TASK OBJECTIVE: Every line in the records below that holds the word "description" is to be copied.

DATA FOR REVIEW:

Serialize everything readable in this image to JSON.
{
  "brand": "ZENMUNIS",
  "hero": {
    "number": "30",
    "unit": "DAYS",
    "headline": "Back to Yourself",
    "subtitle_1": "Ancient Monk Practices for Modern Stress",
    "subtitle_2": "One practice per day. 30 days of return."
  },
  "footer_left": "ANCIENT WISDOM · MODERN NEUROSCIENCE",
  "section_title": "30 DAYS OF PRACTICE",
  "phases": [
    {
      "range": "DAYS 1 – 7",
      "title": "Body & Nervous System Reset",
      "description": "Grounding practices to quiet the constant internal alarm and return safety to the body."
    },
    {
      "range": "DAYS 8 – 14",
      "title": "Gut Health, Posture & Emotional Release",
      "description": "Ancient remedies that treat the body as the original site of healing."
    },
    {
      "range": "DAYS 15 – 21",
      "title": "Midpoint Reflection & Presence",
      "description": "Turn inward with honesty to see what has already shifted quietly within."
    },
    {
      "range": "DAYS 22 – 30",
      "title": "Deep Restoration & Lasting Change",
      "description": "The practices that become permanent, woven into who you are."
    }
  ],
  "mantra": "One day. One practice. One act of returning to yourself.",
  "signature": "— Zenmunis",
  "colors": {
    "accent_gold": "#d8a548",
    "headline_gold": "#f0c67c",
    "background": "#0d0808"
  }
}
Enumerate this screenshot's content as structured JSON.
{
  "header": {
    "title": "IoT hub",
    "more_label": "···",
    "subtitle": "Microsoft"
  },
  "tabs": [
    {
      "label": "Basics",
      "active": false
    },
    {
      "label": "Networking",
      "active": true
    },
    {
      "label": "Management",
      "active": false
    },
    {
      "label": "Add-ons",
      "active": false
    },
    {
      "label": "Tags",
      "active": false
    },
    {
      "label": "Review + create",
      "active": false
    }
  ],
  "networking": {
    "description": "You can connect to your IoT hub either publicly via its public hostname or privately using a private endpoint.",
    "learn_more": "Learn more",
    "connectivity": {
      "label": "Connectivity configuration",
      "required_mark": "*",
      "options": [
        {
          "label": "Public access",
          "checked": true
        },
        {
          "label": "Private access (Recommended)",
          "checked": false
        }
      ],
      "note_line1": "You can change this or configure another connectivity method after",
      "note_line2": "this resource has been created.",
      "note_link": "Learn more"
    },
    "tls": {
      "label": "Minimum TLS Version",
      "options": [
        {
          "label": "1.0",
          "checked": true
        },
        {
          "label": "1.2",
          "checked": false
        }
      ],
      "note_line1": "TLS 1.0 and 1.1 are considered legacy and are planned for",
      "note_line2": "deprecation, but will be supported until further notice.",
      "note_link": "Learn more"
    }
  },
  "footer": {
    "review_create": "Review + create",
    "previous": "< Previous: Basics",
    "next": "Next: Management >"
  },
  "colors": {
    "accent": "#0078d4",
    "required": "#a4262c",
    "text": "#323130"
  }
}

WRITTEN RESPONSE:
      "description": "Grounding practices to quiet the constant internal alarm and return safety to the body."
      "description": "Ancient remedies that treat the body as the original site of healing."
      "description": "Turn inward with honesty to see what has already shifted quietly within."
      "description": "The practices that become permanent, woven into who you are."
    "description": "You can connect to your IoT hub either publicly via its public hostname or privately using a private endpoint.",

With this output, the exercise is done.